• Juventus, then, potentially stand just six days away from completing a half-century of league games without defeat. If a visit from Bologna this Wednesday is unlikely to knock them off course, then the 50th match has the potential to be very challenging indeed. On Saturday Juve host an Inter side who have won all of their eight away games so far this season.
• Inter extended their general winning streak to seven in a row with a 3-1 victory away to Bologna on Sunday, a feat which has been bettered only four times in the club's history. The Nerazzurri are now up to third, just four points behind Juventus. Asked if his team could challenge for the Scudetto, the manager Andrea Stramaccioni, replied: "There are only nine games gone, so it's not smart to talk about objectives – only growth. That same growth Juve had last year: when they struggled at the beginning but then found their stride and went on to win the Scudetto." We'll take that as a yes, then.
• Lazio might have been unfortunate with some of the refereeing decisions during their defeat to Fiorentina at the Stadio Artemio Franchi, but that shouldn't take away from the quality of football played by the hosts, nor indeed their two exceptional goals. Adem Ljajic had opened the scoring with a fierce and unexpected drive back across his body from outside the box, before Luca Toni executed a stunning swivel and finish in the 90th minute. "Forget his date of birth," advised Gazzetta dello Sport's Luca Calamai. "Inside the area he can still make the difference."
• Likewise, Zeman's protests over a possible offside in the build-up to Udinese's second goal against Roma – as well as the disputable nature of the penalty award that led to their winner – should not distract from the fact that his team once again imploded in dramatic fashion at home. Just as against Bologna a month previously, Zeman's Roma had looked like they were on a different planet to their opponents as they tore Udinese apart with spectacular and incisive football in the first half-hour, but promptly came apart at the first sign of adversity. Adding insult to injury was Antonio Di Natale's match-winning penalty – a 'cucchiaio' of the sort that Francesco Totti had made his trademark at this very stadium.
• Are two managers better than one? That seems to be the conclusion in Cagliari, where the combined efforts of Ivo Pulga and Diego Lopez have led to three consecutive 1-0 wins since they were appointed to replace Massimo Ficcadenti. Pulga is formally the manager, with Lopez his assistant, though it has been suggested that this is more of a job share – with the latter unable to take the job alone on account of not having the required licences.

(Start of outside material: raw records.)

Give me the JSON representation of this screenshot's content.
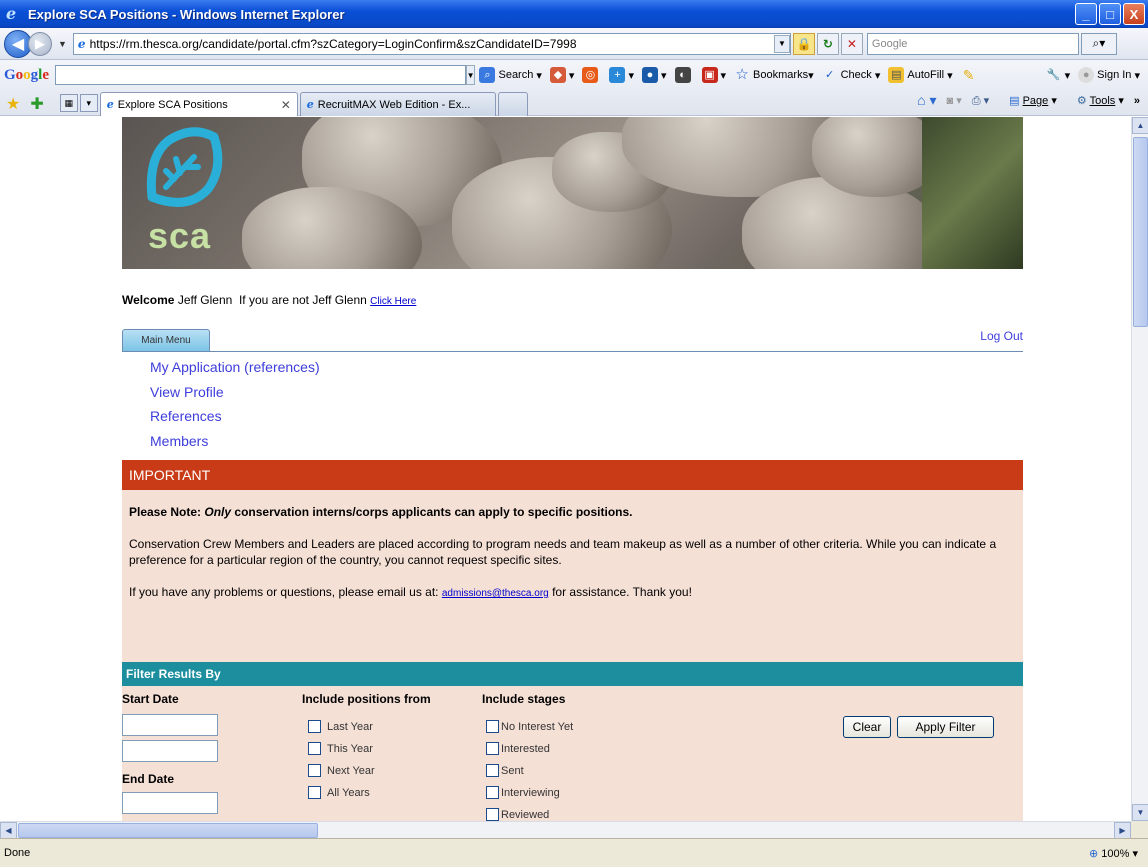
{
  "window": {
    "title": "Explore SCA Positions - Windows Internet Explorer",
    "min": "_",
    "max": "□",
    "close": "X"
  },
  "address": {
    "url": "https://rm.thesca.org/candidate/portal.cfm?szCategory=LoginConfirm&szCandidateID=7998",
    "search_placeholder": "Google"
  },
  "google_toolbar": {
    "search_label": "Search",
    "bookmarks_label": "Bookmarks",
    "check_label": "Check",
    "autofill_label": "AutoFill",
    "signin_label": "Sign In"
  },
  "tabs": [
    {
      "label": "Explore SCA Positions",
      "active": true
    },
    {
      "label": "RecruitMAX Web Edition - Ex...",
      "active": false
    }
  ],
  "commands": {
    "page_label": "Page",
    "tools_label": "Tools"
  },
  "page": {
    "logo_text": "sca",
    "welcome_label": "Welcome",
    "user_name": "Jeff Glenn",
    "not_you_text": "If you are not Jeff Glenn",
    "click_here": "Click Here",
    "main_menu_tab": "Main Menu",
    "logout": "Log Out",
    "menu_links": [
      "My Application (references)",
      "View Profile",
      "References",
      "Members"
    ],
    "important_title": "IMPORTANT",
    "note_prefix": "Please Note:",
    "note_only": "Only",
    "note_rest": "conservation interns/corps applicants can apply to specific positions.",
    "crew_text": "Conservation Crew Members and Leaders are placed according to program needs and team makeup as well as a number of other criteria. While you can indicate a preference for a particular region of the country, you cannot request specific sites.",
    "contact_prefix": "If you have any problems or questions, please email us at:",
    "contact_email": "admissions@thesca.org",
    "contact_suffix": "for assistance. Thank you!",
    "filter_title": "Filter Results By",
    "start_date": "Start Date",
    "end_date": "End Date",
    "positions_title": "Include positions from",
    "positions": [
      "Last Year",
      "This Year",
      "Next Year",
      "All Years"
    ],
    "stages_title": "Include stages",
    "stages": [
      "No Interest Yet",
      "Interested",
      "Sent",
      "Interviewing",
      "Reviewed"
    ],
    "clear_btn": "Clear",
    "apply_btn": "Apply Filter"
  },
  "status": {
    "text": "Done",
    "zoom": "100%"
  }
}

• Where would Milan be this season without El Shaarawy? The forward now has six goals in nine Serie A appearances this season. The rest of his team have four between them – and three of those were scored by Giampaolo Pazzini in a single match.
Results: Bologna 1-3 Inter, Catania 0-1 Juventus, Fiorentina 2-0 Lazio, Milan 1-0 Genoa, Napoli 1-0 Chievo, Pescara 0-0 Atalanta, Roma 2-3 Udinese, Sampdoria 0-1 Cagliari, Siena 0-0 Palermo.